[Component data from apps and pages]
+ + +

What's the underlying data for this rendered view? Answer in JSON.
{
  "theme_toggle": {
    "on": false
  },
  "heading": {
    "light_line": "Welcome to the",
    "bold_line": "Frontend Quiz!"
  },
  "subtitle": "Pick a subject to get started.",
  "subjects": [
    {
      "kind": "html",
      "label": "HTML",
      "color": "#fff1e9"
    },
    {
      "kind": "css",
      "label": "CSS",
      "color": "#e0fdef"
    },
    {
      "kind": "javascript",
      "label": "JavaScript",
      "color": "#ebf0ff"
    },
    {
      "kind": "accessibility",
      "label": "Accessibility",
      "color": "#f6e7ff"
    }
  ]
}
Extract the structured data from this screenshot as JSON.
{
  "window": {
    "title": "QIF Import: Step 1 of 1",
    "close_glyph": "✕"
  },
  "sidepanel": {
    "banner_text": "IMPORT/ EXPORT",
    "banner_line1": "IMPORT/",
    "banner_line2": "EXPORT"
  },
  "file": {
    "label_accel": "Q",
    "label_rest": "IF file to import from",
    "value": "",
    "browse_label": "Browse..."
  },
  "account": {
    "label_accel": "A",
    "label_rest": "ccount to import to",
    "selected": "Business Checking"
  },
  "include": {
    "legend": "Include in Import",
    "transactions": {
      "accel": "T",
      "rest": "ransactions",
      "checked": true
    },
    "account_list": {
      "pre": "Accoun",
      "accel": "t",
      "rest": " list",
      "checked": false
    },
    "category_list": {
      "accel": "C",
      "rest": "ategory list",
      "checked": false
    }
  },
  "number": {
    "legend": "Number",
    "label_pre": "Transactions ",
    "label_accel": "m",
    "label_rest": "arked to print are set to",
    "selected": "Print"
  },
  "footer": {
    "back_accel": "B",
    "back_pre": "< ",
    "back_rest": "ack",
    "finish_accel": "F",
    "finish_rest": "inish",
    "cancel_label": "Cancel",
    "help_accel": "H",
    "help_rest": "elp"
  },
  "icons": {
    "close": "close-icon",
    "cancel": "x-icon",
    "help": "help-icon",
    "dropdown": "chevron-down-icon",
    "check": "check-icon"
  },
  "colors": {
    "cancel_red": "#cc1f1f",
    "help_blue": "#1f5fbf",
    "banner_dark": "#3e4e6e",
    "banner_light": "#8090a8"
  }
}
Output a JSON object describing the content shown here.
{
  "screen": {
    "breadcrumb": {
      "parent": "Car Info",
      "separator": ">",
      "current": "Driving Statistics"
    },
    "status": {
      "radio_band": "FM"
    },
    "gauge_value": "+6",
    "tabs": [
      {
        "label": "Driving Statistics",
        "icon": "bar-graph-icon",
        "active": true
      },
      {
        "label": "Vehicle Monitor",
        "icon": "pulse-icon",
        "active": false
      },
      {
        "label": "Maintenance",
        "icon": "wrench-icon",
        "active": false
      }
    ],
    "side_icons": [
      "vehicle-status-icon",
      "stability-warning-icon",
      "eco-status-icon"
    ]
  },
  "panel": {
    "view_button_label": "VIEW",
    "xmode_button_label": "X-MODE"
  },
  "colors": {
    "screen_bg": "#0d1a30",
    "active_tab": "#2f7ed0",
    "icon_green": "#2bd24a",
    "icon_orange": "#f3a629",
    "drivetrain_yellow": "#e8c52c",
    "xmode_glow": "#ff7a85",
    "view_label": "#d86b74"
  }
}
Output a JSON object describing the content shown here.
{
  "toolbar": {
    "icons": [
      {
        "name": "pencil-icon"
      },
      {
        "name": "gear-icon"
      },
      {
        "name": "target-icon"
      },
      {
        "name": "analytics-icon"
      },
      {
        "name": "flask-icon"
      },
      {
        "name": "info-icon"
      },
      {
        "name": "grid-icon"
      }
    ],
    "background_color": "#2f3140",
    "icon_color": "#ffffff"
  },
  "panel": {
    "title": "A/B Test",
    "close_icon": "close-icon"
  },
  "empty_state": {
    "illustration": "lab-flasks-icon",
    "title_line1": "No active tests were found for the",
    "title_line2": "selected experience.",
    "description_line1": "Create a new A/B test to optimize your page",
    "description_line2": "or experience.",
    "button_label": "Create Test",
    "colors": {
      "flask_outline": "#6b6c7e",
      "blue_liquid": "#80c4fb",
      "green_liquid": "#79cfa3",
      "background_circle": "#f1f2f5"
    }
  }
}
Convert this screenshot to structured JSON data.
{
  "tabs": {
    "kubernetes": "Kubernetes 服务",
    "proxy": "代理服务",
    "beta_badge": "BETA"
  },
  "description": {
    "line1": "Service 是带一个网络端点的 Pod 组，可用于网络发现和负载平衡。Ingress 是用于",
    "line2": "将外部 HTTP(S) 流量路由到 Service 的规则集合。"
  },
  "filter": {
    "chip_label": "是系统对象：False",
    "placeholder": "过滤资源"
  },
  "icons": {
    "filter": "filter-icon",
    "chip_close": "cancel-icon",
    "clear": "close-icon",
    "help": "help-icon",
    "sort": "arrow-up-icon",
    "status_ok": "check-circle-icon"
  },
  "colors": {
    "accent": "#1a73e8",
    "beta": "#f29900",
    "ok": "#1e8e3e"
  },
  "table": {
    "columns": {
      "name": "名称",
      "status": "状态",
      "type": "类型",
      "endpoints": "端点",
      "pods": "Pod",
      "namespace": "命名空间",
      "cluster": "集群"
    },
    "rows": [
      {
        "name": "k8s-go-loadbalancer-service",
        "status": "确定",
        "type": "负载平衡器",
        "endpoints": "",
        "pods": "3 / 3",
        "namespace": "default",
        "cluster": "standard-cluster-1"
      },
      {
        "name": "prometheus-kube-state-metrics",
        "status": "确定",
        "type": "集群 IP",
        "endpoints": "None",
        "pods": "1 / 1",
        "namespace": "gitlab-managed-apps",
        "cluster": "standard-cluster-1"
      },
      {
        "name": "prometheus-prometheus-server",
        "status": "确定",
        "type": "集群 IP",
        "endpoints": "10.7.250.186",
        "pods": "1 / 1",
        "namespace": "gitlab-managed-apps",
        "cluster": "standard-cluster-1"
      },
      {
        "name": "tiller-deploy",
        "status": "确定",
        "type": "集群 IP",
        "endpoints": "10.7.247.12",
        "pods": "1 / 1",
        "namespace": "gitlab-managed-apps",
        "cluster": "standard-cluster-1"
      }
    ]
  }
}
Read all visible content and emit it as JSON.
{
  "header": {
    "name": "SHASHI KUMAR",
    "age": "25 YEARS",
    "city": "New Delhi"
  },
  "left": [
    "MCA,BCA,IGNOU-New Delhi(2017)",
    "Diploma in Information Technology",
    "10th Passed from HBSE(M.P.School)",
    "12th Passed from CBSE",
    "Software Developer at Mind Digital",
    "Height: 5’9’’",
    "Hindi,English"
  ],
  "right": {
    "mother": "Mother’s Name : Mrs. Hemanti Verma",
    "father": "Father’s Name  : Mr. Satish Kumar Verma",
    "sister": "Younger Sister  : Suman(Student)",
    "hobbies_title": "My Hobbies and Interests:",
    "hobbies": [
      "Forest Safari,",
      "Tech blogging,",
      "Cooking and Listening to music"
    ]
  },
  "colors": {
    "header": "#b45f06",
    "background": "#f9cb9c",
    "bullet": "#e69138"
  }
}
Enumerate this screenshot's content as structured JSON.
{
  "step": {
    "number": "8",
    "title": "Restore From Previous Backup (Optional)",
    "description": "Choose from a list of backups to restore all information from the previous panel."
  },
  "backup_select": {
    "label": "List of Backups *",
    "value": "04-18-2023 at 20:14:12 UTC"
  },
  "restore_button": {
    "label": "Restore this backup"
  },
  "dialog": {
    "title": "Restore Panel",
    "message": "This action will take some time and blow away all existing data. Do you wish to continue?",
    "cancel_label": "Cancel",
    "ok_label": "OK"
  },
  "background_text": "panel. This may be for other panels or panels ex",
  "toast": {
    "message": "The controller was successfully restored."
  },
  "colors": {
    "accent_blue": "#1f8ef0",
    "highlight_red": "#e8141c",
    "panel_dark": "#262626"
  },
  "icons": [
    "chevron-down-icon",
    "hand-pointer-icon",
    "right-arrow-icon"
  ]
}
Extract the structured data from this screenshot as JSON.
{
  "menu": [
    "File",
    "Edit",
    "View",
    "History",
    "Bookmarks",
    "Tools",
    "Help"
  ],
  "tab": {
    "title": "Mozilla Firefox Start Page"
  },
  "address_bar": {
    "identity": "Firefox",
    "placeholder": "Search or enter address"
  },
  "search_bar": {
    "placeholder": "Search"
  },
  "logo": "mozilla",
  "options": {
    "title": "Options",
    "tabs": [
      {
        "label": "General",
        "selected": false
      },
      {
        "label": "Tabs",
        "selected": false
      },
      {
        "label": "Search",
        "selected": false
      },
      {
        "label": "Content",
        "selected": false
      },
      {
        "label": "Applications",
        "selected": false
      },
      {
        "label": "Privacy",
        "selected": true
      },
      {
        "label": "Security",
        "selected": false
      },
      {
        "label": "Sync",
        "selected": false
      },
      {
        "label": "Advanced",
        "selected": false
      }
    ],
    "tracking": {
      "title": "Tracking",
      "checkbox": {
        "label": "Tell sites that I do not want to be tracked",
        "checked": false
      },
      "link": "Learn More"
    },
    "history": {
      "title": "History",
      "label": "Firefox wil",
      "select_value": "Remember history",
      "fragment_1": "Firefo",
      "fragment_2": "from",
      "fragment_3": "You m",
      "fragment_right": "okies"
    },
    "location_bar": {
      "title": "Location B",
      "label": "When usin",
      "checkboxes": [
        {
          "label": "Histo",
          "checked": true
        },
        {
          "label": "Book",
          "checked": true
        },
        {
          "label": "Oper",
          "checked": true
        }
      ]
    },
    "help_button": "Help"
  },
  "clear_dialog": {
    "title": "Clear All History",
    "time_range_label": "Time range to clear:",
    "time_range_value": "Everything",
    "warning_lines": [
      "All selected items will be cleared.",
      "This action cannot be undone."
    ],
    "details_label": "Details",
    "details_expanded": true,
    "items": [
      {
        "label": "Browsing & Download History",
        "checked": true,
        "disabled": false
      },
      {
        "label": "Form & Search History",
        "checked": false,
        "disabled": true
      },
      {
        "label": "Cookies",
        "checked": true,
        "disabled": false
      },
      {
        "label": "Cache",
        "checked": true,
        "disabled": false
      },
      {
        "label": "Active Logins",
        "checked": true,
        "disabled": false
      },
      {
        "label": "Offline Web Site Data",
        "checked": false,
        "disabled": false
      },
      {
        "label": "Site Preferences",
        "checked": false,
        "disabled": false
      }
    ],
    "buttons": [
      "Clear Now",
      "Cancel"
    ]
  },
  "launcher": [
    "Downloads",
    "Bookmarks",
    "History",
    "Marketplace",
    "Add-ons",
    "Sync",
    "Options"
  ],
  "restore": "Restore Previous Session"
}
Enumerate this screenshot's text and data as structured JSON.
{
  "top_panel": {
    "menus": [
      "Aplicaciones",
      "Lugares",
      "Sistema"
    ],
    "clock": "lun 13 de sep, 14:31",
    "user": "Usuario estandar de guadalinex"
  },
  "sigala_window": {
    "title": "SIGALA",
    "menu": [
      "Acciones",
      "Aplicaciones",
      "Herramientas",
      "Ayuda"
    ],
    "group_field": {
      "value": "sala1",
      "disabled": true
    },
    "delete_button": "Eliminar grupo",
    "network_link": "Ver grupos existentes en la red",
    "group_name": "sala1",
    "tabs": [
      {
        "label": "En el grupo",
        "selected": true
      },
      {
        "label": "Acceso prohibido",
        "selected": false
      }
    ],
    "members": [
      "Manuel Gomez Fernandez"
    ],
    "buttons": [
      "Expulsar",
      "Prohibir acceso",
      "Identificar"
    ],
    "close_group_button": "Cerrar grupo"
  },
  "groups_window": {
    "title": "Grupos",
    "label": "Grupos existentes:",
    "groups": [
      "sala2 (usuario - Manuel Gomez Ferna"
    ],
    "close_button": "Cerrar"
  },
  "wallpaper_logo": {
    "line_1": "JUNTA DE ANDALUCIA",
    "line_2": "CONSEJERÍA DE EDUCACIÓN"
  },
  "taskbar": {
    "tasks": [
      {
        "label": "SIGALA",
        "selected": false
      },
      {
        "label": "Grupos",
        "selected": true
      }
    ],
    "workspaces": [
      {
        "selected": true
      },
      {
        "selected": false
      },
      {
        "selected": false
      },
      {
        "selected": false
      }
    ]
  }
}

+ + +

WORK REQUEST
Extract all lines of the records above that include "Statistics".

COMPLETED EXERCISE
      "current": "Driving Statistics"
        "label": "Driving Statistics",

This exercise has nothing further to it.